The auction record for a tablet is the one registered Thos Anderson Born September 13, 1790 and painted on the reverse with an oriental landscape. Sold at Phillips in 1996 for £4,600, it cost £14,000 at Sprake in 2006. Prices today are more circumspect: the last one offered for sale at Bonhams in 2021 is listed Mary Rushmer born October 29, 1796took £7000.
Mary Ann Liffin’s tablet, once part of Lowestoft’s famous Colman collection sold by Sotheby’s in 1948, was offered with a guidebook for £6,000-8,000 and fared below expectations.
3. Football program

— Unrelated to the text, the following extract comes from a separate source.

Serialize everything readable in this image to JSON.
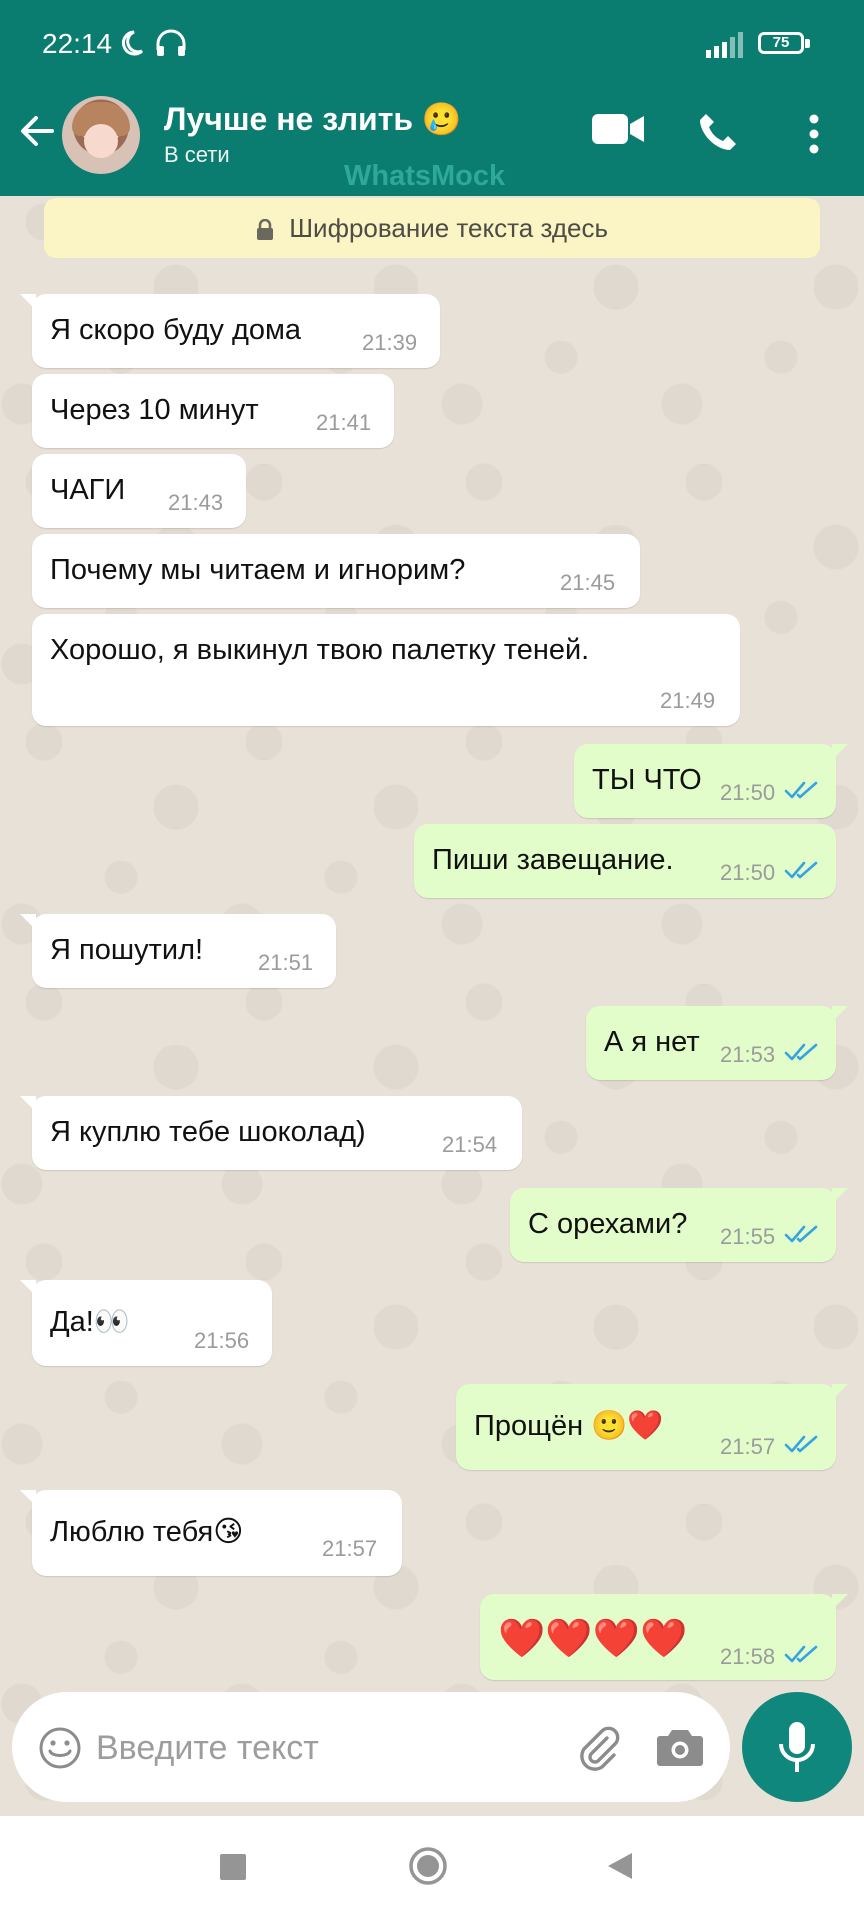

The match between Arsenal and Manchester United in 1979 provided one of the finest finishes in FA Cup final history. Arsenal, led by Terry Neill, led 2-0 at half-time and appeared to be heading for a comfortable win as the game entered the final five minutes of regulation time. But there was another act to play. After two quick goals from McQueen and McIlroy for the Red Devils, the scores were suddenly level and extra time was on the way. However, in the 89th minute Brady and Rix combined to cross for Alan Sunderland to score at the far post.
Sunderland’s 1979 FA Cup winner’s medal was sold by sports memorabilia specialist Graham Budd in London on September 6.
Offered in its original case, complete with a signed Sunderland cup final schedule and associated photographs, it was guided for £6,000-8,000 but sold to a buyer via thesaleroom.com for £16,000.
4. Photo by Keith Vaughan
A conscientious objector enlisted in the Non-Combatant Corps in 1941, artist Keith Vaughan (1912-1977) was posted to Ashton Gifford in Wiltshire and then to Malton in Yorkshire. Working as a German clerk and interpreter, army duties precluded studio work and large-scale oil painting, but he worked on a series of gouaches and ink drawings depicting landscape and military life. His diary at the time (in Tate Britain) was preoccupied with topics such as loneliness, the horrors of war and the coming of VE Day.
Vaughan’s first solo exhibition was at Alex Reid & Lefevre, London in 1944 with a follow-up exhibition at the gallery in 1946. It was entirely possible that the 11 x 15 inch (28 x 37 cm) gouache and ink Landscape with Whistling Boy, 1945 was exhibited at this second salon. On the reverse is a Lefevre Gallery label plus a possible inscribed and dated artist label Yorkshire 1945. This well-preserved work from a key period in Vaughan’s development went on sale at Great Western Auctions in Glasgow on 9 September where, estimated at £6,000-8,000, it took £29,000.
5. Pot of mustard
New condiment sets inspired by the far reaches of the British Empire are a hallmark of Victorian silver. This example shaped like a chimpanzee in oriental garb (with a spoon providing a plume to the hat) is dosed for London 1867 and the partnership of George Richards and Edward Brown.
It would originally have been accompanied by two other condiment pieces. A complete cruet of this rare and desirable type is in the archive collection of mustard maker Colman’s in Norwich while another fetched £21,000 at Bonhams in 2008.
19th and early 20se century novelty silverware continues to be one of the highlights of the collectible category. This pot of mustard went on sale at Lyon & Turnbull in Edinburgh with a guide for £5,000-8,000 and went for £6,500.